Trial Balance

Balance Sheet

It is a list of balance extracted from the


ledger accounts

It is a statement of assets and liabilities

It contains the balance of all accounts real, nominal and personal.

It contains the balance of only those


accounts which represents assets and
liabilities.

It is prepared before the preparation of


trading and profit and loss account.

It is prepared after the preparation of


trading and profit and loss account.

It does not contain the value of the


closing stock of goods.

It contains the value of closing stock,


which appears on the assets side.

Expenses due but not paid and incomes Expenses due but not paid appear on the
due but not received do not appear in
liability side and income due but not
the trial balance
received appear on the asset side of the
balance sheet.

3. What are the key accounting norms concerning borrowing costs and segment reporting.
(10 Marks)
Answer:

4. List out the advantages and disadvantages of single entry system. (10 Marks)
Answer:
In every business, you need to have a day to day record for all the financial transactions.
Whether the business is small, medium or large, there must be records that include purchase,
sales, income, and payment by an individual or in a organization. A bookkeeping service
plays a big role in the business, it would help you records all the transaction that was done in
your business.
The one who does bookkeeping is what we called bookkeeper. These persons are the one
who records all day to day transactions on what are called "daybooks", it includes the
receipts, sales and payments or any record purposes. It is a systematic process that has two
methods that can be used to simplify the task. These methods are Single-Entry System and
Double-Entry System.
The Single-Entry System works like a normal check book in that it documents all the
expenses but this is only suitable for small companies with simple financial statement since
it does not rely in equal debits and credits. It may be easy compared to double-entry system
but it has lot of disadvantages.
Two Disadvantages of Single-Entry System
1. Two fold aspects of transactions are generally ignored because in this system,
only partial and incomplete record is maintained.
2. A trial balance cannot be drawn up to test the arithmetical accuracy of the
records. As the two fold aspects of transactions are not recorded.
The double-entry system is more sophisticated compared to single-entry
system. This method needs to be accurate because its entries must balance.
This system needs debits and credits and their amounts must be exactly the
same to be able to extract accurate financial statement. This system is very
reliable; the advantage here is that most of the double entry systems in the
market will not let the user proceed if the amounts do not match, thus forcing
balanced entries. For those who have small business, they prefer to use this
system because of its error prevention and at the same time it is easy to use
when producing statements directly from the account list.

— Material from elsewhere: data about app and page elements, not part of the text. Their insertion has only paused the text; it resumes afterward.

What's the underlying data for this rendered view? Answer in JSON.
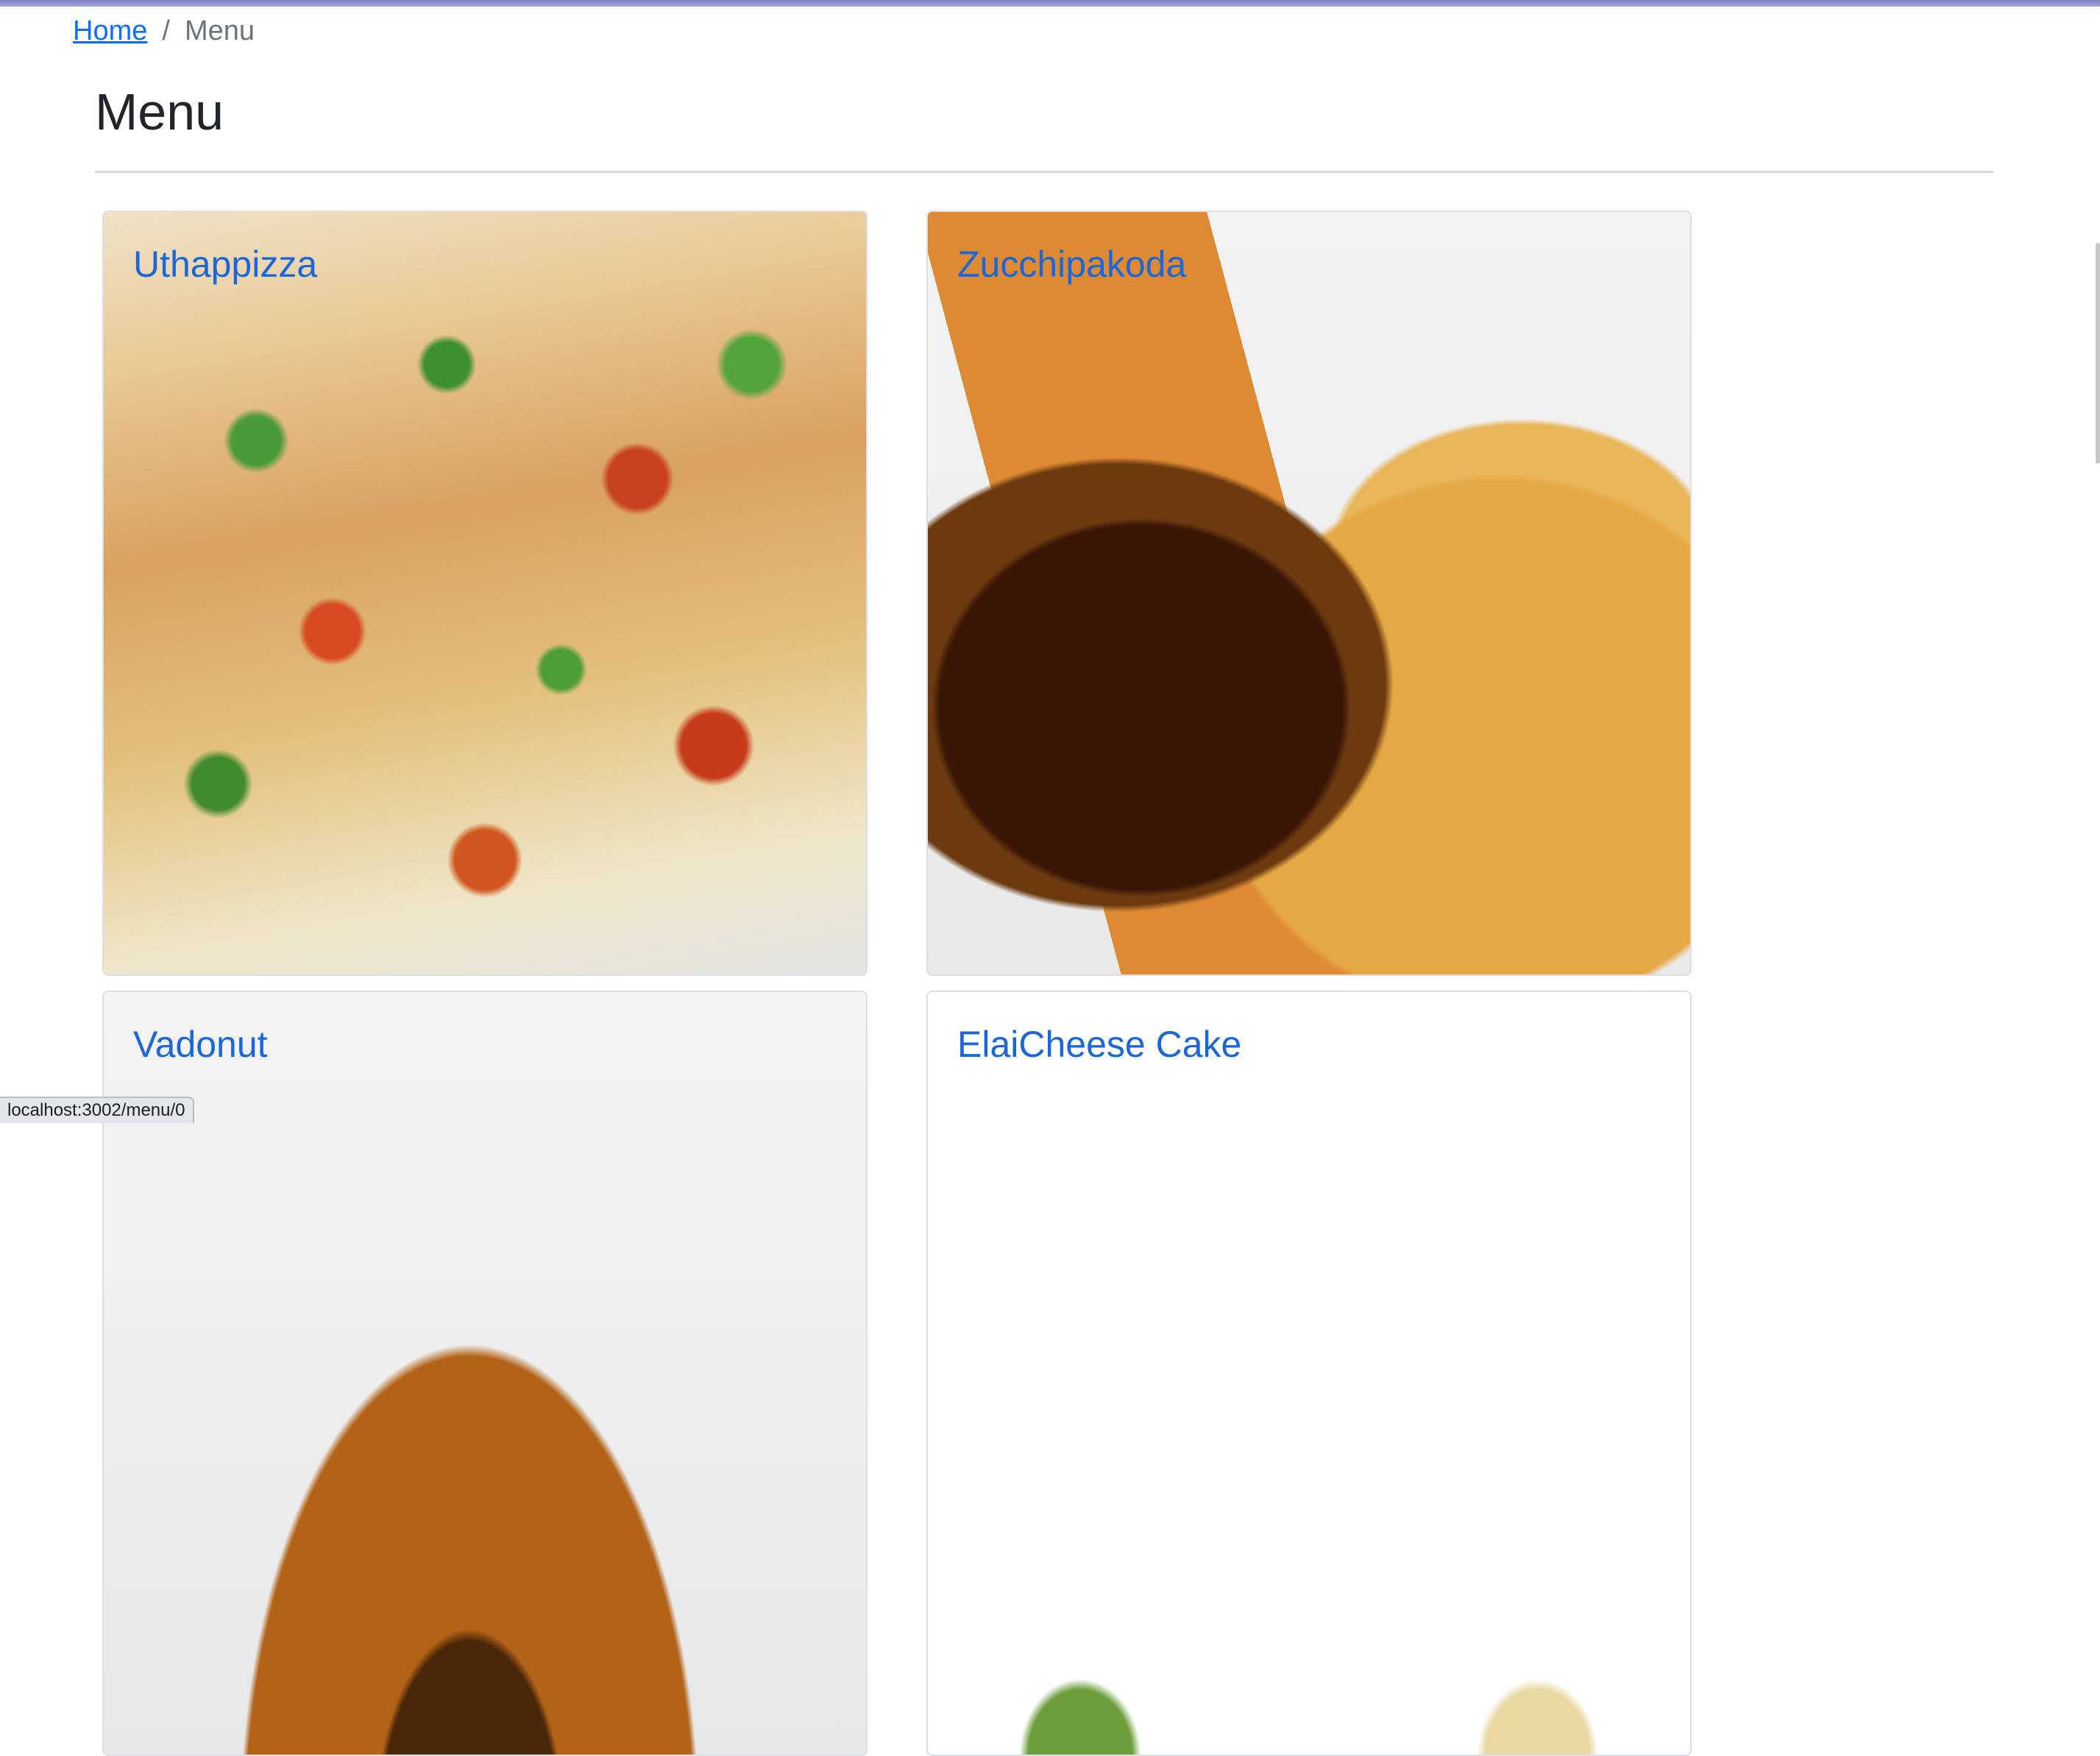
{
  "breadcrumb": {
    "home_label": "Home",
    "separator": "/",
    "current_label": "Menu"
  },
  "page": {
    "title": "Menu"
  },
  "menu_items": [
    {
      "name": "Uthappizza"
    },
    {
      "name": "Zucchipakoda"
    },
    {
      "name": "Vadonut"
    },
    {
      "name": "ElaiCheese Cake"
    }
  ],
  "status_bar": {
    "url": "localhost:3002/menu/0"
  },
  "colors": {
    "link": "#0d6efd",
    "card_title": "#1a66db",
    "heading": "#212529",
    "muted": "#6c757d"
  }
}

5. The following errors were committed by the accountant of Geetha Dye Chemicals:
Solution:
Assuming that the errors were deducted after preparing Trail Balance but before
preparing final A/cs. (the difference being taken to Suspense A/c)
JOURNAL
a

Suspence A/C
Dr.
To Triman Chemicals
A/c
Stationery A/c
Dr.
To Suspence A/C
Office Furniture A/C
Dr.
To Office
Expenses A/C
Trivedi & Co. A/C
Dr.
To Suspence A/C
Sales A/C
Dr.
Purchase A/C
To Mantri & Co.

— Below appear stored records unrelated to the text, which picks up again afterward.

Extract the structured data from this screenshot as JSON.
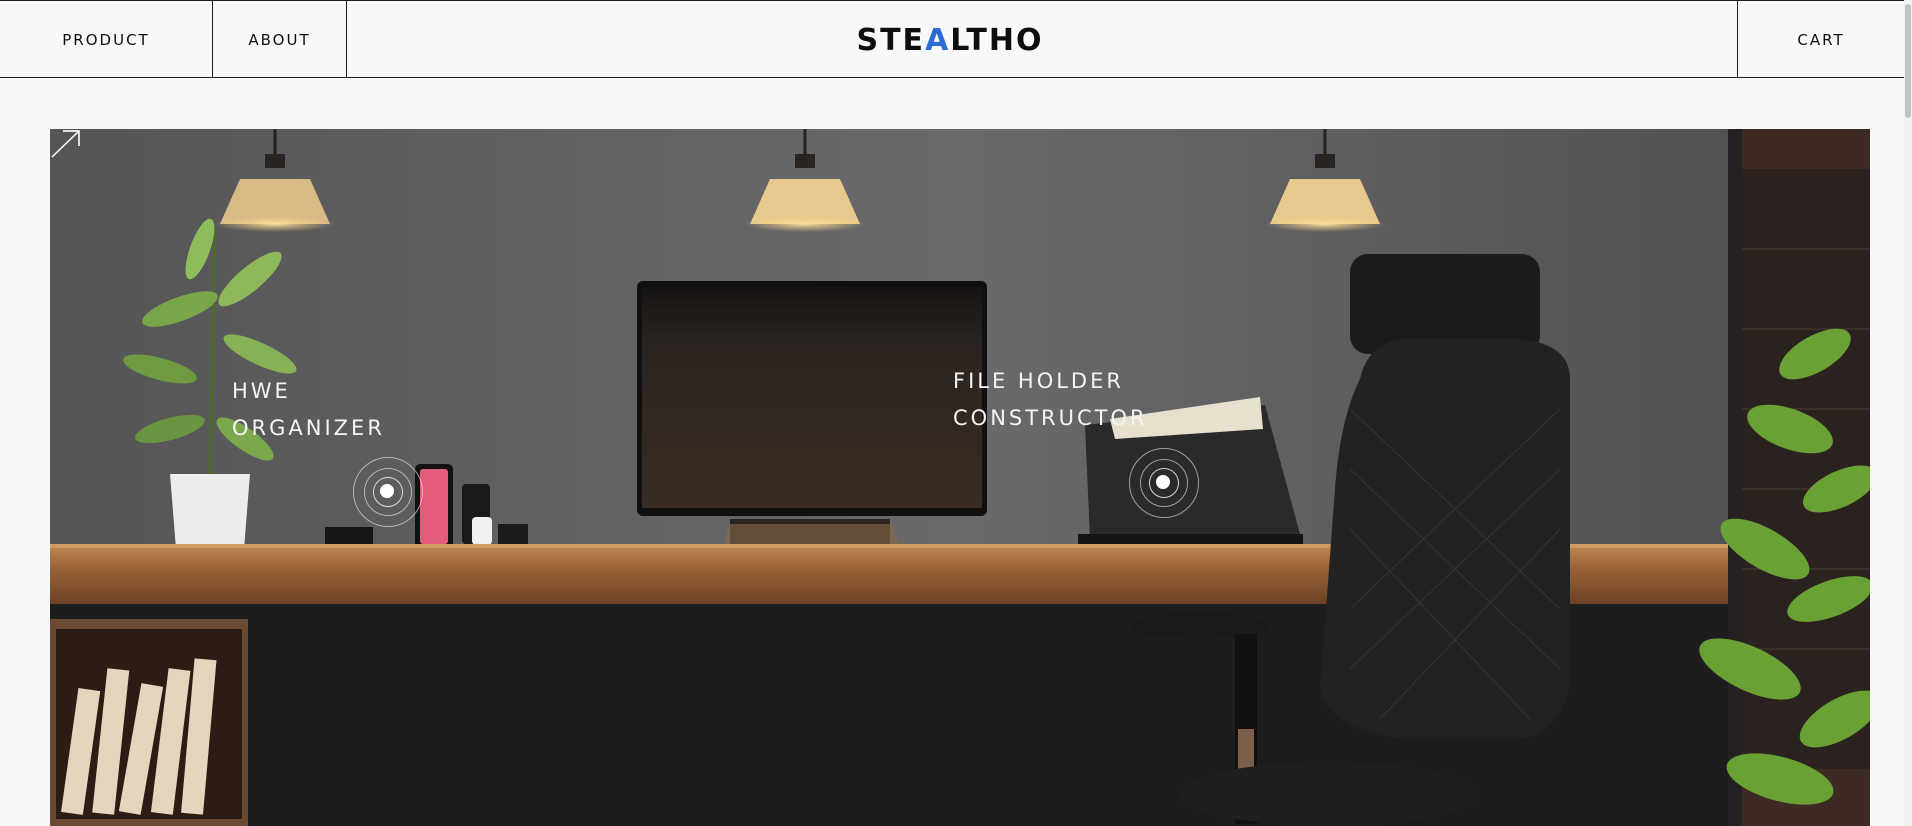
{
  "nav": {
    "left": [
      {
        "label": "PRODUCT"
      },
      {
        "label": "ABOUT"
      }
    ],
    "logo": {
      "part1": "STE",
      "part2": "A",
      "part3": "LTHO"
    },
    "cart_label": "CART"
  },
  "hero": {
    "hotspots": [
      {
        "line1": "HWE",
        "line2": "ORGANIZER",
        "icon": "arrow-up-right-icon"
      },
      {
        "line1": "FILE HOLDER",
        "line2": "CONSTRUCTOR",
        "icon": "arrow-up-right-icon"
      }
    ]
  },
  "colors": {
    "page_bg": "#f6f8fa",
    "text": "#111111",
    "logo_accent": "#2b6bd6",
    "hotspot_text": "#f4f4f4"
  }
}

180
180
150
150
260
260
600
600
240
420
660

6. The following balances have been extracted from the books of accounts of M\s.
Jyothi Home Industries, Mysore. Prepare Trading and Profit and Loss Account for the
year ending 31st December, 2010. (10 Marks)
Solution
To Opening Stock
To Purchases
Less: return
outward
To Carriage
inwards
To Wages
To Gross Profit C/d

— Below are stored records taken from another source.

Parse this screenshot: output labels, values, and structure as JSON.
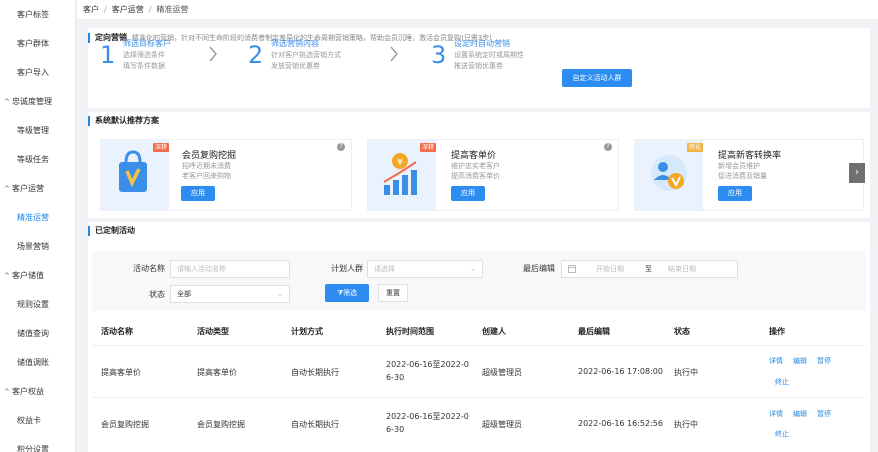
{
  "sidebar": {
    "items": [
      {
        "label": "客户标签",
        "type": "item"
      },
      {
        "label": "客户群体",
        "type": "item"
      },
      {
        "label": "客户导入",
        "type": "item"
      },
      {
        "label": "忠诚度管理",
        "type": "group"
      },
      {
        "label": "等级管理",
        "type": "item"
      },
      {
        "label": "等级任务",
        "type": "item"
      },
      {
        "label": "客户运营",
        "type": "group"
      },
      {
        "label": "精准运营",
        "type": "item",
        "active": true
      },
      {
        "label": "场景营销",
        "type": "item"
      },
      {
        "label": "客户储值",
        "type": "group"
      },
      {
        "label": "规则设置",
        "type": "item"
      },
      {
        "label": "储值查询",
        "type": "item"
      },
      {
        "label": "储值调账",
        "type": "item"
      },
      {
        "label": "客户权益",
        "type": "group"
      },
      {
        "label": "权益卡",
        "type": "item"
      },
      {
        "label": "积分设置",
        "type": "item"
      }
    ]
  },
  "breadcrumb": {
    "root": "客户",
    "mid": "客户运营",
    "current": "精准运营"
  },
  "directed": {
    "title": "定向营销",
    "desc": "精准化的营销，针对不同生命阶段的消费者制定差异化的生命周期营销策略，帮助会员沉睡，激活会员复购!只需3步!",
    "steps": [
      {
        "num": "1",
        "title": "筛选目标客户",
        "l1": "选择筛选条件",
        "l2": "填写条件数据"
      },
      {
        "num": "2",
        "title": "筛选营销内容",
        "l1": "针对客户挑选营销方式",
        "l2": "发放营销优惠券"
      },
      {
        "num": "3",
        "title": "设定时自动营销",
        "l1": "设置系统定时或周期性",
        "l2": "推送营销优惠券"
      }
    ],
    "custom_btn": "自定义活动人群"
  },
  "recommend": {
    "title": "系统默认推荐方案",
    "cards": [
      {
        "tag": "深耕",
        "title": "会员复购挖掘",
        "l1": "招呼近期未消费",
        "l2": "老客户回来购物",
        "btn": "应用"
      },
      {
        "tag": "深耕",
        "title": "提高客单价",
        "l1": "维护忠实老客户",
        "l2": "提高消费客单价",
        "btn": "应用"
      },
      {
        "tag": "转化",
        "title": "提高新客转换率",
        "l1": "新增会员维护",
        "l2": "促进消费及销量",
        "btn": "应用"
      }
    ],
    "help": "?",
    "next": "›"
  },
  "custom": {
    "title": "已定制活动",
    "filters": {
      "name_label": "活动名称",
      "name_placeholder": "请输入活动名称",
      "crowd_label": "计划人群",
      "crowd_placeholder": "请选择",
      "edit_label": "最后编辑",
      "start_placeholder": "开始日期",
      "to": "至",
      "end_placeholder": "结束日期",
      "status_label": "状态",
      "status_value": "全部",
      "filter_btn": "筛选",
      "reset_btn": "重置"
    },
    "columns": [
      "活动名称",
      "活动类型",
      "计划方式",
      "执行时间范围",
      "创建人",
      "最后编辑",
      "状态",
      "操作"
    ],
    "rows": [
      {
        "name": "提高客单价",
        "type": "提高客单价",
        "plan": "自动长期执行",
        "range_a": "2022-06-16至2022-0",
        "range_b": "6-30",
        "creator": "超级管理员",
        "edited": "2022-06-16 17:08:00",
        "status": "执行中",
        "ops": [
          "详情",
          "编辑",
          "暂停",
          "终止"
        ]
      },
      {
        "name": "会员复购挖掘",
        "type": "会员复购挖掘",
        "plan": "自动长期执行",
        "range_a": "2022-06-16至2022-0",
        "range_b": "6-30",
        "creator": "超级管理员",
        "edited": "2022-06-16 16:52:56",
        "status": "执行中",
        "ops": [
          "详情",
          "编辑",
          "暂停",
          "终止"
        ]
      }
    ]
  },
  "colors": {
    "accent": "#2d8cf0",
    "link": "#1e88e5"
  }
}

Salaries
Trade expenses
Sundry expenses
Postage and
Telegrams
Insurance
Printing and
stationery
Rent and Taxes
Carriage Outwards
Travelling
expenses
Bad debts
To Net profit
transferred to
capital a/c

1,65,0
00
5,000

50,000 By Sales
Less: sales
inward
1,60,0 By closing
00 stock
4,000
30,000
51,000
2,95,0
00
By Gross Profit
8,000 B/d
1,000 Interest earned
Commission
1,000 Earned
Bad debts
1,000 recovered
1,000

2,75,0
00
15,000

2,60,0
00
35,000

2,95,0
00

51,000
4,000
3,000
50

500
2,000
2,000
3,000
500
38,050
58,050

58,050